Look through the entries for the string "kind" and copy every line where it shows up.
Segment Open
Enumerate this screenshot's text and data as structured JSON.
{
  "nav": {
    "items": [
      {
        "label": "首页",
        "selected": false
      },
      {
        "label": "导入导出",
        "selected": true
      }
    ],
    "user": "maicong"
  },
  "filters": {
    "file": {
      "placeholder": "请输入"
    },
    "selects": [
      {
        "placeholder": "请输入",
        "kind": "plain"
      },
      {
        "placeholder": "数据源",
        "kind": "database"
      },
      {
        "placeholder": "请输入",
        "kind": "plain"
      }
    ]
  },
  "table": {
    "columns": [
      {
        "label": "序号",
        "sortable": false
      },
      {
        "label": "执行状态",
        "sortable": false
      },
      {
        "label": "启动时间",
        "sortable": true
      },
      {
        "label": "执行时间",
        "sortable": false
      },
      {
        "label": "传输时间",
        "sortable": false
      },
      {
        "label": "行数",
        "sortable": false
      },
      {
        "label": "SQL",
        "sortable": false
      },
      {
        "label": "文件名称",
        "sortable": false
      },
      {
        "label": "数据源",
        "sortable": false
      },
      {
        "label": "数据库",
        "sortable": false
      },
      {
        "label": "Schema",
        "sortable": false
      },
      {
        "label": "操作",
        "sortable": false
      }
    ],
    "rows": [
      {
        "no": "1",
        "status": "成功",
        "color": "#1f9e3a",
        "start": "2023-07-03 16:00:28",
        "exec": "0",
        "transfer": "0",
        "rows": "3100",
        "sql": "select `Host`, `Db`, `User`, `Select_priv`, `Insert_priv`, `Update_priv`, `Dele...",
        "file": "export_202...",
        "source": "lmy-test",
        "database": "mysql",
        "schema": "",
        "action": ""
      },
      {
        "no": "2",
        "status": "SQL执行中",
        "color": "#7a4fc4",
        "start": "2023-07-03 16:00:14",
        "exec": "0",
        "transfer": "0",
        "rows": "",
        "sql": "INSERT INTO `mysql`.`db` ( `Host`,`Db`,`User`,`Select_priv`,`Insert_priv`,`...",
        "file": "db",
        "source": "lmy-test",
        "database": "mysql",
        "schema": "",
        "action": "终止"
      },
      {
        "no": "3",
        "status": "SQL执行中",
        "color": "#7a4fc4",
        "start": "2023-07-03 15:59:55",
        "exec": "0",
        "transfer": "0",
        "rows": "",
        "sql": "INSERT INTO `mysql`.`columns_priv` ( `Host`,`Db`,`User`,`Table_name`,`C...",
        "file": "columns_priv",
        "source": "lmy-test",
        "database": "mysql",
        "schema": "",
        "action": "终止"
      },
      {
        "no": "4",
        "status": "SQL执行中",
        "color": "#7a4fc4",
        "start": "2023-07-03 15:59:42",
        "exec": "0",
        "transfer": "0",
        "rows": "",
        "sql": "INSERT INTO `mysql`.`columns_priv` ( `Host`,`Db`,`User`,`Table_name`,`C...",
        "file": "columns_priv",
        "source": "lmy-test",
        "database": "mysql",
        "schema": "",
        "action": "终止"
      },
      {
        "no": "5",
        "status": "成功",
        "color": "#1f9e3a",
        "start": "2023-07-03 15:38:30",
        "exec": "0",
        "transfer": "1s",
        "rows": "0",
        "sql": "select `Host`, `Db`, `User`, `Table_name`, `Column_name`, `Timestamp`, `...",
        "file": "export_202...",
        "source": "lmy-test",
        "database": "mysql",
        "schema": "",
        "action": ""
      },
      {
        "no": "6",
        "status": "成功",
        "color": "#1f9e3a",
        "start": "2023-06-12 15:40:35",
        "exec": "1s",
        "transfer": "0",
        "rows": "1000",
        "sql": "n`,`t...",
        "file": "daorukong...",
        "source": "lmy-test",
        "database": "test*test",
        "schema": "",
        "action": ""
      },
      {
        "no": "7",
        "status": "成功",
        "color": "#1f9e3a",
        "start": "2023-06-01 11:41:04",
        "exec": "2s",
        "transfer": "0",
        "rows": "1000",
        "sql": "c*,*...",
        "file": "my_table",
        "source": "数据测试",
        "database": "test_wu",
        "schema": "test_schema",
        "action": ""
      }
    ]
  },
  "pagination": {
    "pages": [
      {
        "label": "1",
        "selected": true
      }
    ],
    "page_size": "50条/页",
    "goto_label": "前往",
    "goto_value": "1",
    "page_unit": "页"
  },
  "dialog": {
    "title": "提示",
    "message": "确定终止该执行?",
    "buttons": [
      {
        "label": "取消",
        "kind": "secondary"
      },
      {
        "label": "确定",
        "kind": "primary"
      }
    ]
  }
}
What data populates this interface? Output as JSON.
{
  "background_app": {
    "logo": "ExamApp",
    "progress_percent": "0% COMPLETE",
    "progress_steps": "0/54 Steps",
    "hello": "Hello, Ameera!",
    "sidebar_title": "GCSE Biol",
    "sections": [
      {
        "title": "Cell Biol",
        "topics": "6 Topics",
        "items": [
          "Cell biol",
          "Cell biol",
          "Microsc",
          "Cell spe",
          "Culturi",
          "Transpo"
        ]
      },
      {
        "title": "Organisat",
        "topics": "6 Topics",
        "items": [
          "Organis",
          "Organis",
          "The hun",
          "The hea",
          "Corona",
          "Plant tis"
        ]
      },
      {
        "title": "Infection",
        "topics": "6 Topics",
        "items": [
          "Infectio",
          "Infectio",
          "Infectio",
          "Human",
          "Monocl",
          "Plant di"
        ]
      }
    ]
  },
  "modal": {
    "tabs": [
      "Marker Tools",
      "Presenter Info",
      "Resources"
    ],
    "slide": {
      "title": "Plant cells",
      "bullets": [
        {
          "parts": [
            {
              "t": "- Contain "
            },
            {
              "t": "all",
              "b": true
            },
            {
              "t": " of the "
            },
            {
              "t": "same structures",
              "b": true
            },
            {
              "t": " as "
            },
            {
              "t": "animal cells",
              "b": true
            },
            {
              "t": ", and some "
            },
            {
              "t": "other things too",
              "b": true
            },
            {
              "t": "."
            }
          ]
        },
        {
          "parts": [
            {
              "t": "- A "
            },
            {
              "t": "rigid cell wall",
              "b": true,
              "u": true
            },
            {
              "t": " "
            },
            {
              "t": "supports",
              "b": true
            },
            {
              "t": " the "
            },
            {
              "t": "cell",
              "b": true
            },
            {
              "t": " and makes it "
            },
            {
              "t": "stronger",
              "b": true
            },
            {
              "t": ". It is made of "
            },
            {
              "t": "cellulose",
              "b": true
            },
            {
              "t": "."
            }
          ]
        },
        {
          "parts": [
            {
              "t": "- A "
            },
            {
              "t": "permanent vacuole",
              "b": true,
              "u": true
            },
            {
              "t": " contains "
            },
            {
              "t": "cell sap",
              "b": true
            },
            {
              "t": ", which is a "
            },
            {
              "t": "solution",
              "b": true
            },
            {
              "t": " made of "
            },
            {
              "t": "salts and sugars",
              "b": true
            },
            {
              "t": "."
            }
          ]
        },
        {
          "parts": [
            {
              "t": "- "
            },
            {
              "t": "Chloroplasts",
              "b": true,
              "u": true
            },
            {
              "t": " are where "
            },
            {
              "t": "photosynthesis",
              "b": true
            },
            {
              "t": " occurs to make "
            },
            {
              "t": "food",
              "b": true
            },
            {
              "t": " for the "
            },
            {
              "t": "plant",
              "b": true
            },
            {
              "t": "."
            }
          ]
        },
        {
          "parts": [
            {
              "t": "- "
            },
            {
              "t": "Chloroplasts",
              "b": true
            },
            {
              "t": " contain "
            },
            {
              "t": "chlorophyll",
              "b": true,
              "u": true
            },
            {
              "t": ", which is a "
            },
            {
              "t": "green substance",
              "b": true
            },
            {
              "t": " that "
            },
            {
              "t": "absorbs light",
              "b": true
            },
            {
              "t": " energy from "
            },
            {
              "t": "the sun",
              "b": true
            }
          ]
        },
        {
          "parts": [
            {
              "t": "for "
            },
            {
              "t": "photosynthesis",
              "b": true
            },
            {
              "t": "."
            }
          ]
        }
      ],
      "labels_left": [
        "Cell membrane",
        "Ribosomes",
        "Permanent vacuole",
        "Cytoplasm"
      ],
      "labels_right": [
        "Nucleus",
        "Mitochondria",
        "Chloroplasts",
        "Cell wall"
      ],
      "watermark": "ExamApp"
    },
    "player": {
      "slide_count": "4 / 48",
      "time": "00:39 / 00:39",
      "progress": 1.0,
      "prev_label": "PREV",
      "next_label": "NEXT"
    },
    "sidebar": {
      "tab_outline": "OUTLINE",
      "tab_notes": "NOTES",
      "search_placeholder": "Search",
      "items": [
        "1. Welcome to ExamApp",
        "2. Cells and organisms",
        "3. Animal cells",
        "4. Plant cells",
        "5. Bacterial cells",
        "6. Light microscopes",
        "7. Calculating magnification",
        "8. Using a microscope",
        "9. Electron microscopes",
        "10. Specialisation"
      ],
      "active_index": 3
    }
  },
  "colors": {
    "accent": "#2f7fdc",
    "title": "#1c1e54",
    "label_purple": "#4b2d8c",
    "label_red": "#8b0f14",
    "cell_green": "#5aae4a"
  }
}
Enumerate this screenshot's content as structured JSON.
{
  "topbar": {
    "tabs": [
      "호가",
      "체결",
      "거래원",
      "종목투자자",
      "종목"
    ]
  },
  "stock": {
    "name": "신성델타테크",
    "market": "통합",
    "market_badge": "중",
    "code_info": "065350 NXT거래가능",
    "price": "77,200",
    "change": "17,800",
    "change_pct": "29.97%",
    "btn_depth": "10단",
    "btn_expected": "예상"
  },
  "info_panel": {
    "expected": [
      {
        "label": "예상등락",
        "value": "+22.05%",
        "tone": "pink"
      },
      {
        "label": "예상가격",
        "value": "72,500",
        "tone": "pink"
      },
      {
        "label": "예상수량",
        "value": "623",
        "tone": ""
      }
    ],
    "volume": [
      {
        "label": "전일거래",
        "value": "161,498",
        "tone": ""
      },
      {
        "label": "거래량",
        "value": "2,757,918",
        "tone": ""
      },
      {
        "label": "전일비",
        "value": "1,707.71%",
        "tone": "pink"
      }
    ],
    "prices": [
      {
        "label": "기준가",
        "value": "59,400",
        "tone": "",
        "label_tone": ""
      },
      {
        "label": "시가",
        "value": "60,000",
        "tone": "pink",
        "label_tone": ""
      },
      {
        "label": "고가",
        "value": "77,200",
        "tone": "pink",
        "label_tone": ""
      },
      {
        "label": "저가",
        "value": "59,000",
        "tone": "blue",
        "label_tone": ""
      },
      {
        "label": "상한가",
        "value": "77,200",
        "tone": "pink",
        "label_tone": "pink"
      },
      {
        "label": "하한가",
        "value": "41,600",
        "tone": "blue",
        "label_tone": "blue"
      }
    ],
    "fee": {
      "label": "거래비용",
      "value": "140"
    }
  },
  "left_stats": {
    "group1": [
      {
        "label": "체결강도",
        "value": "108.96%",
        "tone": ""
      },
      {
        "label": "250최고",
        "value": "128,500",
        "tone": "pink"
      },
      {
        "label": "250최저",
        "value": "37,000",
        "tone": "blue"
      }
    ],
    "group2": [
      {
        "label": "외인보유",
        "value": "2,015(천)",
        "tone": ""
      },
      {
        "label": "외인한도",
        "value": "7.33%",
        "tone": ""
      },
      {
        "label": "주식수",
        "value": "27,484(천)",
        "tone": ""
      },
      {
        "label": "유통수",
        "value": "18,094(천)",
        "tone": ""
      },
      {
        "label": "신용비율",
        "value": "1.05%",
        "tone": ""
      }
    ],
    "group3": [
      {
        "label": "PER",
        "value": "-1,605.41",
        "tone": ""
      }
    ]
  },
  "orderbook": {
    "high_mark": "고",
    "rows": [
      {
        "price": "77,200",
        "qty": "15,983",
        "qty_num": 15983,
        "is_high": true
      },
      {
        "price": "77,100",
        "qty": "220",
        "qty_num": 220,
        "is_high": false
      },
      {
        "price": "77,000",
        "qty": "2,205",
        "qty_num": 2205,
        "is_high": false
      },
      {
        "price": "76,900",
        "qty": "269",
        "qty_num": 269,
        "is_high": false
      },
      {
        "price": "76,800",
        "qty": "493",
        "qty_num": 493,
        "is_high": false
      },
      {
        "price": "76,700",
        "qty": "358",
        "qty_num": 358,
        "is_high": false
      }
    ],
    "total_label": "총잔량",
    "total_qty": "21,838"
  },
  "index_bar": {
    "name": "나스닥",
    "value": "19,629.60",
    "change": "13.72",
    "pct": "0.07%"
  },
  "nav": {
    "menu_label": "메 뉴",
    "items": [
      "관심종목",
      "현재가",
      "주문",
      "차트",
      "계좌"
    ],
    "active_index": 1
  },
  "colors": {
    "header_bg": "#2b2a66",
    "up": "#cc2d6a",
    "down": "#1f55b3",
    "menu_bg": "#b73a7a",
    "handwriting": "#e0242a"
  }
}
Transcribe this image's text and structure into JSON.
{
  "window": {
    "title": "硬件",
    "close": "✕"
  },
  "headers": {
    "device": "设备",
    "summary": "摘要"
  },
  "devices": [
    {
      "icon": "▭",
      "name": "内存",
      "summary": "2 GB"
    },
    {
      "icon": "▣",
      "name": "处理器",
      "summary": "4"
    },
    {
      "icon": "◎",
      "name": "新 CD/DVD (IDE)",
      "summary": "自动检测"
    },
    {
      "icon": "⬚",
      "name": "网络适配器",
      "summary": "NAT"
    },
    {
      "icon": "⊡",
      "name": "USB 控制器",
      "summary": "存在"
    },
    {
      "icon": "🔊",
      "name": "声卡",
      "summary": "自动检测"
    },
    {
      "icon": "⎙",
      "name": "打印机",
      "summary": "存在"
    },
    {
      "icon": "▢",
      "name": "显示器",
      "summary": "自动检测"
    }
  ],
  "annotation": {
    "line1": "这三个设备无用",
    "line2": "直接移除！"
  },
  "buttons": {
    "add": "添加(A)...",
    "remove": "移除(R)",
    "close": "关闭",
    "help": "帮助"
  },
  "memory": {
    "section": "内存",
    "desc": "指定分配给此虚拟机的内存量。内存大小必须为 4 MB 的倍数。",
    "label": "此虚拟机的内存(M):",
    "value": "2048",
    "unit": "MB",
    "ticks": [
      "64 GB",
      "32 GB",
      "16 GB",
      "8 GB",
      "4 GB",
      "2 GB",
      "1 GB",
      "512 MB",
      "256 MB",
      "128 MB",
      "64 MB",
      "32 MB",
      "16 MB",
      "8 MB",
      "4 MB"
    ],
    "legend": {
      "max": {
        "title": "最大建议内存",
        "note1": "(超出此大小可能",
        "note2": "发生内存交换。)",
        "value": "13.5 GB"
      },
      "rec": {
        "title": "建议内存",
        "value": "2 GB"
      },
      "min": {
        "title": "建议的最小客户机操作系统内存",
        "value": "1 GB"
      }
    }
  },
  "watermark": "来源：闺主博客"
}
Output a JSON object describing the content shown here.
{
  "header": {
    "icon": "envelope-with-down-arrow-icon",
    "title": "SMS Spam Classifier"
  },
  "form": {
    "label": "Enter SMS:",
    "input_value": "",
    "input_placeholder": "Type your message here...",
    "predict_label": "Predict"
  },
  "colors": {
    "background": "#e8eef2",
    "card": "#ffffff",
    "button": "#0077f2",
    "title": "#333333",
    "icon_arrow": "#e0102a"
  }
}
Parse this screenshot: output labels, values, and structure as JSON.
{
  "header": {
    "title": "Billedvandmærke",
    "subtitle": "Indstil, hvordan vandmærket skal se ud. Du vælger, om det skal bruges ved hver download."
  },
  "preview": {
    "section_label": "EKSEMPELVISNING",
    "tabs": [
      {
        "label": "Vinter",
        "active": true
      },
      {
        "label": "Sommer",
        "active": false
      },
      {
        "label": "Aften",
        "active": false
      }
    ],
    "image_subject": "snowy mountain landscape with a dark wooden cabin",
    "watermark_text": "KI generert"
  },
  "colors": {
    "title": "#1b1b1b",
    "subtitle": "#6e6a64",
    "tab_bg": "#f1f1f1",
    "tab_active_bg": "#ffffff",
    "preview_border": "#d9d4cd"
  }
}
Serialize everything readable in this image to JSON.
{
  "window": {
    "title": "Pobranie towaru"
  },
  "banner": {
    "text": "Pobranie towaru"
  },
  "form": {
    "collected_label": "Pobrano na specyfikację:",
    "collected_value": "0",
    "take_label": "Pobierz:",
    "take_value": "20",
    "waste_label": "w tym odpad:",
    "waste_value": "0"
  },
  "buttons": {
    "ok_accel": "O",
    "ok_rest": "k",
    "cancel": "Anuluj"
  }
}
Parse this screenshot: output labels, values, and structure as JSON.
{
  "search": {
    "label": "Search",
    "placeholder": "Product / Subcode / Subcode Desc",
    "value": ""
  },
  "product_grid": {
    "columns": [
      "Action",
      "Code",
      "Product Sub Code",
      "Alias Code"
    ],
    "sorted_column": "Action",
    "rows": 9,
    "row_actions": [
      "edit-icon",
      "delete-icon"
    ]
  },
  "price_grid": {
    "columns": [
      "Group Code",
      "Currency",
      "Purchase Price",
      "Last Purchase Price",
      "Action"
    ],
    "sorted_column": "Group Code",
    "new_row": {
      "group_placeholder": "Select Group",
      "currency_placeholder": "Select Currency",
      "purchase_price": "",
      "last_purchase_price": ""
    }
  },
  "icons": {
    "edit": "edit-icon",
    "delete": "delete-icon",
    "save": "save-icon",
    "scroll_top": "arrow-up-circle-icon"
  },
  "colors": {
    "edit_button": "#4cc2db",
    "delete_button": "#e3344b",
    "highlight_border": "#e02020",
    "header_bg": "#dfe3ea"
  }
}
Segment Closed
■ **Task answer**:
        "kind": "plain"
        "kind": "database"
        "kind": "plain"
        "kind": "secondary"
        "kind": "primary"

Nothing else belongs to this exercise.